▸ Exercise directions:
Word for word, give the listing below again.

▸ Record excerpts:
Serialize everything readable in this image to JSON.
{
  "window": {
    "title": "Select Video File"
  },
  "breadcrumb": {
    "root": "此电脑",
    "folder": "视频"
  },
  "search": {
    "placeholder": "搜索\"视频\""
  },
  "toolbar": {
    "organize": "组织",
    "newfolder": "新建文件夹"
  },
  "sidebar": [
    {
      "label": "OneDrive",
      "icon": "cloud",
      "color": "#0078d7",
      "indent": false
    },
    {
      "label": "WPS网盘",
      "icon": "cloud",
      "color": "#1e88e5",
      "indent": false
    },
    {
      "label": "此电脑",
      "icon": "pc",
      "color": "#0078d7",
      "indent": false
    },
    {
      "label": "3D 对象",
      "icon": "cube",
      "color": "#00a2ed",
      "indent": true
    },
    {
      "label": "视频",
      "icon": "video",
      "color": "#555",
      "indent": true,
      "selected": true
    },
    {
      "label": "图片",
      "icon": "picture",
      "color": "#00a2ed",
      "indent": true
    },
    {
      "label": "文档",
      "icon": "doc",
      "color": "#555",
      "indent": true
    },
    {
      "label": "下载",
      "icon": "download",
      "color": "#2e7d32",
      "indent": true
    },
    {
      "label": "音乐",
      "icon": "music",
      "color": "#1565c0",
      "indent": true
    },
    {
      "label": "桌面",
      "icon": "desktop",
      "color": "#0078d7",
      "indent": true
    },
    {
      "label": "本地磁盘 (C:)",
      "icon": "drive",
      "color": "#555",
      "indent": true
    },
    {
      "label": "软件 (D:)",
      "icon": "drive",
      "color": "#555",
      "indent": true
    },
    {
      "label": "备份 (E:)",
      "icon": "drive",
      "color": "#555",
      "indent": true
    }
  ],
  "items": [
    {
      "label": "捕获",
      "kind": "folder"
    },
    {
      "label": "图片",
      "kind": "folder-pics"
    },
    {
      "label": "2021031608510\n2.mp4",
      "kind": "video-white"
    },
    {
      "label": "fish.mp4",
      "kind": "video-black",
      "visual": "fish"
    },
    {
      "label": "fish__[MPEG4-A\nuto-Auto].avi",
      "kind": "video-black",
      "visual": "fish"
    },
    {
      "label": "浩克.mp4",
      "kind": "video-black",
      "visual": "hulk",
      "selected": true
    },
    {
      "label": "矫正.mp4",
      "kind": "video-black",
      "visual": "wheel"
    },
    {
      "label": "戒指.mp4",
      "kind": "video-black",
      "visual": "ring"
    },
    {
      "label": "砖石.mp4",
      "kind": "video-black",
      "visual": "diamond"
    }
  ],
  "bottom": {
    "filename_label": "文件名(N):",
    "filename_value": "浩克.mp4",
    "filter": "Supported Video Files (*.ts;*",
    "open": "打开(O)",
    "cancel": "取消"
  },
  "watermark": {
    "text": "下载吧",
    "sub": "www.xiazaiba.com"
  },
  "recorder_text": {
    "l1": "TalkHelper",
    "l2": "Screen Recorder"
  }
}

▸ Result below:
Serialize everything readable in this image to JSON.
{
  "window": {
    "title": "Select Video File"
  },
  "breadcrumb": {
    "root": "此电脑",
    "folder": "视频"
  },
  "search": {
    "placeholder": "搜索\"视频\""
  },
  "toolbar": {
    "organize": "组织",
    "newfolder": "新建文件夹"
  },
  "sidebar": [
    {
      "label": "OneDrive",
      "icon": "cloud",
      "color": "#0078d7",
      "indent": false
    },
    {
      "label": "WPS网盘",
      "icon": "cloud",
      "color": "#1e88e5",
      "indent": false
    },
    {
      "label": "此电脑",
      "icon": "pc",
      "color": "#0078d7",
      "indent": false
    },
    {
      "label": "3D 对象",
      "icon": "cube",
      "color": "#00a2ed",
      "indent": true
    },
    {
      "label": "视频",
      "icon": "video",
      "color": "#555",
      "indent": true,
      "selected": true
    },
    {
      "label": "图片",
      "icon": "picture",
      "color": "#00a2ed",
      "indent": true
    },
    {
      "label": "文档",
      "icon": "doc",
      "color": "#555",
      "indent": true
    },
    {
      "label": "下载",
      "icon": "download",
      "color": "#2e7d32",
      "indent": true
    },
    {
      "label": "音乐",
      "icon": "music",
      "color": "#1565c0",
      "indent": true
    },
    {
      "label": "桌面",
      "icon": "desktop",
      "color": "#0078d7",
      "indent": true
    },
    {
      "label": "本地磁盘 (C:)",
      "icon": "drive",
      "color": "#555",
      "indent": true
    },
    {
      "label": "软件 (D:)",
      "icon": "drive",
      "color": "#555",
      "indent": true
    },
    {
      "label": "备份 (E:)",
      "icon": "drive",
      "color": "#555",
      "indent": true
    }
  ],
  "items": [
    {
      "label": "捕获",
      "kind": "folder"
    },
    {
      "label": "图片",
      "kind": "folder-pics"
    },
    {
      "label": "2021031608510\n2.mp4",
      "kind": "video-white"
    },
    {
      "label": "fish.mp4",
      "kind": "video-black",
      "visual": "fish"
    },
    {
      "label": "fish__[MPEG4-A\nuto-Auto].avi",
      "kind": "video-black",
      "visual": "fish"
    },
    {
      "label": "浩克.mp4",
      "kind": "video-black",
      "visual": "hulk",
      "selected": true
    },
    {
      "label": "矫正.mp4",
      "kind": "video-black",
      "visual": "wheel"
    },
    {
      "label": "戒指.mp4",
      "kind": "video-black",
      "visual": "ring"
    },
    {
      "label": "砖石.mp4",
      "kind": "video-black",
      "visual": "diamond"
    }
  ],
  "bottom": {
    "filename_label": "文件名(N):",
    "filename_value": "浩克.mp4",
    "filter": "Supported Video Files (*.ts;*",
    "open": "打开(O)",
    "cancel": "取消"
  },
  "watermark": {
    "text": "下载吧",
    "sub": "www.xiazaiba.com"
  },
  "recorder_text": {
    "l1": "TalkHelper",
    "l2": "Screen Recorder"
  }
}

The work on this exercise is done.